This app written in R makes a map from Strava data with all the stops along the way. It can be used to find an optimal path for commuting as it highlights the stops that you make at traffic signals, for example. 

The project can be forked on GitHub: https://github.com/i7ed/read-Strava-GPX 

Many books that are published on R are also freely available online at Bookdown.org. If authoring a book in R, then use the bookdown package.

Sometimes it is convenient to have the data in the same file as the computation in R. Further complications arise that text files often have irregular number of columns or empty columns. Reading such data with read.table() into R is accomplished in the following way:

r = read.table(sep='\n', stringsAsFactors = FALSE,
text = "ORDER DATE
STATUS
SOURCE
DELIVERY MODE
ORDER NUMBER
AMOUNT
06/22/2017")
# get all the dates
grep('^\\d{2}',r$V1)
The text can then be parsed separately and saved in a data.frame() object. 

 

With abundant data, graphing has become an essential to represent the data. Besides ggplot2, there are tools from BBC. Some good examples are given on the "You can replicate almost any plot with R"

Documentation is essential for any R package to be used over time. The followin R-packages, I developed, still need a website documentation,which can be easily developed with teh pkgdown R script.

Currently, my packages are described using a markdown README file, see:

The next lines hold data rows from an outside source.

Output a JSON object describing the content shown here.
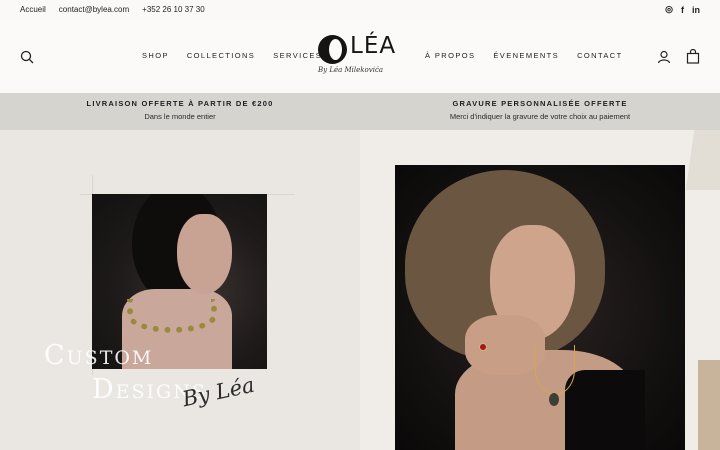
{
  "topbar": {
    "links": [
      "Accueil",
      "contact@bylea.com",
      "+352 26 10 37 30"
    ],
    "social": [
      {
        "icon": "instagram-icon",
        "glyph": "◎"
      },
      {
        "icon": "facebook-icon",
        "glyph": "f"
      },
      {
        "icon": "linkedin-icon",
        "glyph": "in"
      }
    ]
  },
  "header": {
    "logo_text": "LÉA",
    "logo_sub": "By Léa Milekovića",
    "nav_left": [
      "SHOP",
      "COLLECTIONS",
      "SERVICES"
    ],
    "nav_right": [
      "À PROPOS",
      "ÉVENEMENTS",
      "CONTACT"
    ]
  },
  "promo": [
    {
      "title": "LIVRAISON OFFERTE À PARTIR DE €200",
      "subtitle": "Dans le monde entier"
    },
    {
      "title": "GRAVURE PERSONNALISÉE OFFERTE",
      "subtitle": "Merci d'indiquer la gravure de votre choix au paiement"
    }
  ],
  "hero": {
    "line1": "Custom",
    "line2": "Designs",
    "signature": "By Léa"
  },
  "colors": {
    "promo_bg": "#d6d4cf",
    "hero_bg": "#eae7e2",
    "text": "#1a1a1a"
  }
}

- QuantumPPMS package

- X-ray Rigaku package

- Atomic force microscopy image analysis package